• **WORK TO COMPLETE**:
Could you retype every record below exactly as it appears?

• **SOURCE MATERIAL**:
*** Begin section ***
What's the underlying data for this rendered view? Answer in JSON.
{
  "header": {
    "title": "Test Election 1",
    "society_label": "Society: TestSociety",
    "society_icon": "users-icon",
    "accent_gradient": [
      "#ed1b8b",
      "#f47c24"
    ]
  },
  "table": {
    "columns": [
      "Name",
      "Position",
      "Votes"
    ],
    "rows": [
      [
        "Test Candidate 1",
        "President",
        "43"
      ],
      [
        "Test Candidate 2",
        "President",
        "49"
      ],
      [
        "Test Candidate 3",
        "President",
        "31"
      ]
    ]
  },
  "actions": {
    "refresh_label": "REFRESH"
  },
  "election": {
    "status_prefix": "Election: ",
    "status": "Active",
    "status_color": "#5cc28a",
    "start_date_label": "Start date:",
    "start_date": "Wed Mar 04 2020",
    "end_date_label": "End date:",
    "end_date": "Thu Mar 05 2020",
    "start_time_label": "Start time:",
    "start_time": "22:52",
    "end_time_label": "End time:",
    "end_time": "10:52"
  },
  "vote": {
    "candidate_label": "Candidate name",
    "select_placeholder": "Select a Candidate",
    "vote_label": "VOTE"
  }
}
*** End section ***
• **FINISHED TASK**:
What's the underlying data for this rendered view? Answer in JSON.
{
  "header": {
    "title": "Test Election 1",
    "society_label": "Society: TestSociety",
    "society_icon": "users-icon",
    "accent_gradient": [
      "#ed1b8b",
      "#f47c24"
    ]
  },
  "table": {
    "columns": [
      "Name",
      "Position",
      "Votes"
    ],
    "rows": [
      [
        "Test Candidate 1",
        "President",
        "43"
      ],
      [
        "Test Candidate 2",
        "President",
        "49"
      ],
      [
        "Test Candidate 3",
        "President",
        "31"
      ]
    ]
  },
  "actions": {
    "refresh_label": "REFRESH"
  },
  "election": {
    "status_prefix": "Election: ",
    "status": "Active",
    "status_color": "#5cc28a",
    "start_date_label": "Start date:",
    "start_date": "Wed Mar 04 2020",
    "end_date_label": "End date:",
    "end_date": "Thu Mar 05 2020",
    "start_time_label": "Start time:",
    "start_time": "22:52",
    "end_time_label": "End time:",
    "end_time": "10:52"
  },
  "vote": {
    "candidate_label": "Candidate name",
    "select_placeholder": "Select a Candidate",
    "vote_label": "VOTE"
  }
}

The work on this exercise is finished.